USS America (LHA 6) and USS Pearl Harbor (LSD 52) sail behind USS San Diego (LPD 22) during a simulated strait transit, May 4. (U.S. Marine Corps/Cpl. Nathaniel S. McAllister)

SAN DIEGO - The America Amphibious Ready Group (ARG) and the 15th Marine Expeditionary Unit (MEU) successfully completed a Composite Training Unit Exercise (COMPTUEX) off the coast of Southern California, May 17.

The 17-day event is the second of three at-sea periods within the integrated training phase aimed at preparing the ARG/MEU team for deployment by testing its ability to react to real-world scenarios and perform as an integrated unit providing a robust set of sea-based capabilities, an extensive set of ship-to-shore connectors, and the ability to respond to crises and deter transnational threats.

The America ARG is comprised of the amphibious assault ship USS America (LHA 6), as well as the amphibious transport dock ship USS San Diego (LPD 22) and the amphibious dock landing ship USS Pearl Harbor (LSD 52).

"COMPTUEX allows us the opportunity to demonstrate mobile, lethal and ready combat power," said Capt. Rome Ruiz, commodore of Amphibious Squadron 3. "This exercise has focused on integration, innovation, and sea control. Not only did the ARG/MEU integrate as a blue-green team, but we had the opportunity to integrate and establish sea control with other naval assets including destroyers and carrier strike group assets."

During the exercise, the ARG took tactical control of USS Preble (DDG 88), allowing the ARG to operate in a composite warfare concept structure, while conducting antisubmarine warfare operations. The ARG was also able to work together with the Theodore Roosevelt Carrier Strike Group to perform highly complicated air warfare evolutions.

"Moreover, innovation was the apex of honing our tactical excellence," said Ruiz. "Mastering new capabilities during this training phase harnesses the ARG/MEU distinct combat power and enables us to project power anytime, anywhere."

Pearl Harbor and her crew were the trailblazers of air innovation during COMPTUEX, embarking aircraft on board and maintaining them for three days, a feat not demonstrated by most amphibious dock landing ship and one that will extend the reach of the ARG in training and on mission.

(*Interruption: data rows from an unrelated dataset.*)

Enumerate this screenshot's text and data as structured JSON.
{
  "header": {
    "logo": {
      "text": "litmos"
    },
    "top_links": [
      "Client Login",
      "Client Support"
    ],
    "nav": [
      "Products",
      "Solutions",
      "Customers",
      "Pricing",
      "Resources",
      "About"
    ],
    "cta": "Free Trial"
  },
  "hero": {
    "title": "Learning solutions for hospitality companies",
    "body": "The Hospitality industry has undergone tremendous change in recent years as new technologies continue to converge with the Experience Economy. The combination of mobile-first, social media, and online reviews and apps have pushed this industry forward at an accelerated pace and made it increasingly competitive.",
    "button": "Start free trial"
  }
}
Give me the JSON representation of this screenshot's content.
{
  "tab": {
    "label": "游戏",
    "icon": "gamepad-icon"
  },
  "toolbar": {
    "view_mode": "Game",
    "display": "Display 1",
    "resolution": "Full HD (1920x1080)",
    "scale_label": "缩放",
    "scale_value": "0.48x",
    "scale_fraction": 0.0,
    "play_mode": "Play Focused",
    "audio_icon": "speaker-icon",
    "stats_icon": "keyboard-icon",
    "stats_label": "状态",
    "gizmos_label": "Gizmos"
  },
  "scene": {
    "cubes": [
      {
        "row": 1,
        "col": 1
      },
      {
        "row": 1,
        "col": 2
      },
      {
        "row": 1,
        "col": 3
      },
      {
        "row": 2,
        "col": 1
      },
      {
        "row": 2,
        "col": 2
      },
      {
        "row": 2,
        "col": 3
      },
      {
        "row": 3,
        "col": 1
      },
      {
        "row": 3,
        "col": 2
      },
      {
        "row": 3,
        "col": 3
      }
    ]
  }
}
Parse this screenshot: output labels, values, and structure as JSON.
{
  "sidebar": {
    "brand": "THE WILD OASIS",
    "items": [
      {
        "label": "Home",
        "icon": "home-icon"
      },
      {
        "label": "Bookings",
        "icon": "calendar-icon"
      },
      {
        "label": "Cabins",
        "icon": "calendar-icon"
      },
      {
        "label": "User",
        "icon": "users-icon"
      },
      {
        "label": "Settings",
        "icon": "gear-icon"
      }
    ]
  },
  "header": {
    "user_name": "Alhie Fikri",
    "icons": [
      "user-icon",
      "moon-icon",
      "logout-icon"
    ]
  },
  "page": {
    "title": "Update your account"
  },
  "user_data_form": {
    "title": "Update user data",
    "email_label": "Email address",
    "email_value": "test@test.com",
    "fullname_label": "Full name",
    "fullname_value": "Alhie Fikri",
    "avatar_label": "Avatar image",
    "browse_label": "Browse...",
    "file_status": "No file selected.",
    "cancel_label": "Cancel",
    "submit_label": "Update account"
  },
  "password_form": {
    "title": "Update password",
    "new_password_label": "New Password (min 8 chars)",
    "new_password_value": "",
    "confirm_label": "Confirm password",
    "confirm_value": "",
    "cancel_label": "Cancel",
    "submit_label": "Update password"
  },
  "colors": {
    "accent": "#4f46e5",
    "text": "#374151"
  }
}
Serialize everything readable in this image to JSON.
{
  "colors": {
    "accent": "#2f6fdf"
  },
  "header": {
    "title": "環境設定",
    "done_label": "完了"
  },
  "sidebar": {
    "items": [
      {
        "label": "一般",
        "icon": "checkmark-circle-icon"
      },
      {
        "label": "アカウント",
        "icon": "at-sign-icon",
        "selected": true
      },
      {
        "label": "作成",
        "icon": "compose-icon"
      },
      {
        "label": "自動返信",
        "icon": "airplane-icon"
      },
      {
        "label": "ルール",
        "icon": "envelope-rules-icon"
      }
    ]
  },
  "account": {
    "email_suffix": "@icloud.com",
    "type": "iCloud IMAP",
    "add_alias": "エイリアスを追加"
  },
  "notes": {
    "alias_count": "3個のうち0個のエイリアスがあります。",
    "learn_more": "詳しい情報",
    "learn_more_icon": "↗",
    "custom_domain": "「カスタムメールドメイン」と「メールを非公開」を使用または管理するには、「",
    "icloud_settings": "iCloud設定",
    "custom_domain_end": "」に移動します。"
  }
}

Additionally, each ship ran through a series of evolutions that tested the ARG's ability to respond to different scenarios, such as air-surface warfare, noncombatant evacuation operations, show-of-force transits, maritime infrastructure protection, visit, board, search and seizure (VBSS) drills, and air defense exercises, among others.

"We've done a wide array of exercises and used our assets to our advantage to protect the force," said Lt. Cmdr. Todd Blackman, gun boss aboard America. "We have a very capable team on America and in this ARG to support the nation."

COMPTUEX prepares the ship for deployment in a safe training environment where lessons learned can easily be applied going to the final training phase, Certification Exercise (CERTEX).

"COMPTUEX is the time for us to master our environment and resources," said Blackman. "It allows us to sharpen our capabilities and refocus our efforts in the most efficient way. The training environment provides us the opportunity to gain better insight into how to keep the ship and the ARG safe against whatever the aggressor may be, so that next time [during CERTEX] we can perform flawlessly."

The America ARG and the 15th MEU plan to execute integrated pre-deployment training in June during CERTEX to ensure the ARG is ready to deploy later this summer.

"COMPTUEX is vital to our workup cycle because it prepares us to face the threats we will potentially see on deployment," said Intelligence Specialist 1st Class (IW/SW/AW) Matthew Quirk, assigned to the ship's nautical or otherwise photographic interpretation and examination (SNOOPIE) team aboard San Diego. "One of the biggest lessons learned is that communication and logs are key. The ability to recreate events for national-level decision makers relies on this and enables us to see the trends and get ahead of the problem."

More than 1,800 Sailors and 2,600 Marines are assigned to the America ARG and the 15th MEU in preparation for the ARG's deployment later this year.

The ARG and accompanying MEU is comprised of a team whose combined skill sets allow them to execute a wide variety of missions, to include, humanitarian assistance and disaster relief, amphibious assaults, VBSS, maritime interdiction operations, noncombatant evacuation operations, tactical recovery of aircraft and personnel, and theater security operations.

America ARG is part of U.S. 3rd Fleet, which leads naval forces in the Pacific and provides the realistic, relevant training necessary for an effective global Navy. U.S. 3rd Fleet constantly coordinates with U.S. 7th Fleet to plan and execute missions based on their complementary strengths to promote ongoing peace, security, and stability throughout the entire Pacific theater of operations.